*Exercise*. Look through the entries below and return all lines including the word "Decoding".

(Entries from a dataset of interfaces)

┌──

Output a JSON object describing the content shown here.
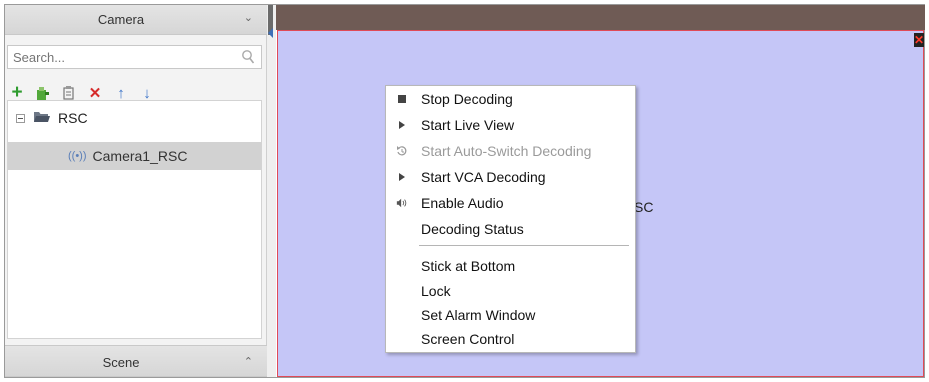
{
  "left_panel": {
    "camera_header": "Camera",
    "search_placeholder": "Search...",
    "tree": {
      "root_label": "RSC",
      "camera_label": "Camera1_RSC",
      "camera_icon_glyph": "((•))"
    },
    "scene_header": "Scene",
    "chevrons": {
      "collapse": "⌄",
      "expand": "⌃"
    }
  },
  "toolbar": {
    "icons": [
      "add-icon",
      "import-icon",
      "remark-icon",
      "delete-icon",
      "move-up-icon",
      "move-down-icon"
    ],
    "glyphs": {
      "add": "+",
      "delete": "✕",
      "up": "↑",
      "down": "↓"
    },
    "colors": {
      "add": "#2e9b2e",
      "delete": "#d62b2b",
      "arrows": "#3b73c8"
    }
  },
  "video_pane": {
    "label_fragment": "SC",
    "close_glyph": "✕",
    "background": "#c5c6f7",
    "border": "#e04a57"
  },
  "context_menu": {
    "items": [
      {
        "label": "Stop Decoding",
        "icon": "stop-icon",
        "enabled": true
      },
      {
        "label": "Start Live View",
        "icon": "play-icon",
        "enabled": true
      },
      {
        "label": "Start Auto-Switch Decoding",
        "icon": "auto-switch-icon",
        "enabled": false
      },
      {
        "label": "Start VCA Decoding",
        "icon": "play-icon",
        "enabled": true
      },
      {
        "label": "Enable Audio",
        "icon": "speaker-icon",
        "enabled": true
      },
      {
        "label": "Decoding Status",
        "icon": "",
        "enabled": true
      },
      {
        "label": "Stick at Bottom",
        "icon": "",
        "enabled": true
      },
      {
        "label": "Lock",
        "icon": "",
        "enabled": true
      },
      {
        "label": "Set Alarm Window",
        "icon": "",
        "enabled": true
      },
      {
        "label": "Screen Control",
        "icon": "",
        "enabled": true
      }
    ]
  }
}
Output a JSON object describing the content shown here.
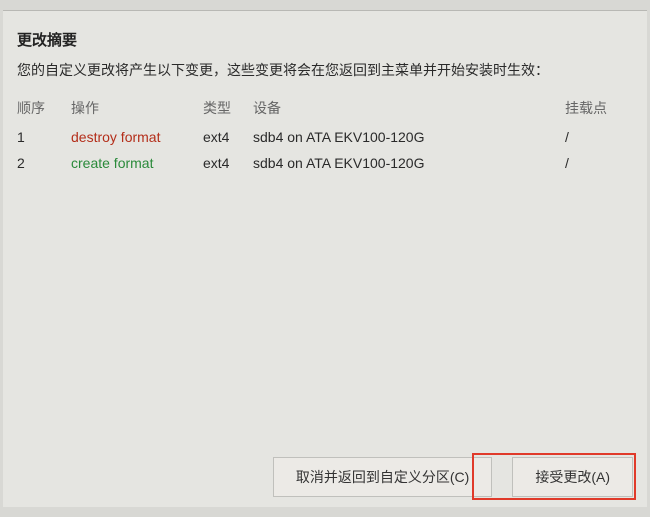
{
  "dialog": {
    "title": "更改摘要",
    "description": "您的自定义更改将产生以下变更，这些变更将会在您返回到主菜单并开始安装时生效：",
    "columns": {
      "seq": "顺序",
      "op": "操作",
      "type": "类型",
      "device": "设备",
      "mount": "挂载点"
    },
    "rows": [
      {
        "seq": "1",
        "op": "destroy format",
        "op_kind": "destroy",
        "type": "ext4",
        "device": "sdb4 on ATA EKV100-120G",
        "mount": "/"
      },
      {
        "seq": "2",
        "op": "create format",
        "op_kind": "create",
        "type": "ext4",
        "device": "sdb4 on ATA EKV100-120G",
        "mount": "/"
      }
    ],
    "buttons": {
      "cancel": "取消并返回到自定义分区(C)",
      "accept": "接受更改(A)"
    }
  }
}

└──

*Answer to this exercise*.
        "label": "Stop Decoding",
        "label": "Start Auto-Switch Decoding",
        "label": "Start VCA Decoding",
        "label": "Decoding Status",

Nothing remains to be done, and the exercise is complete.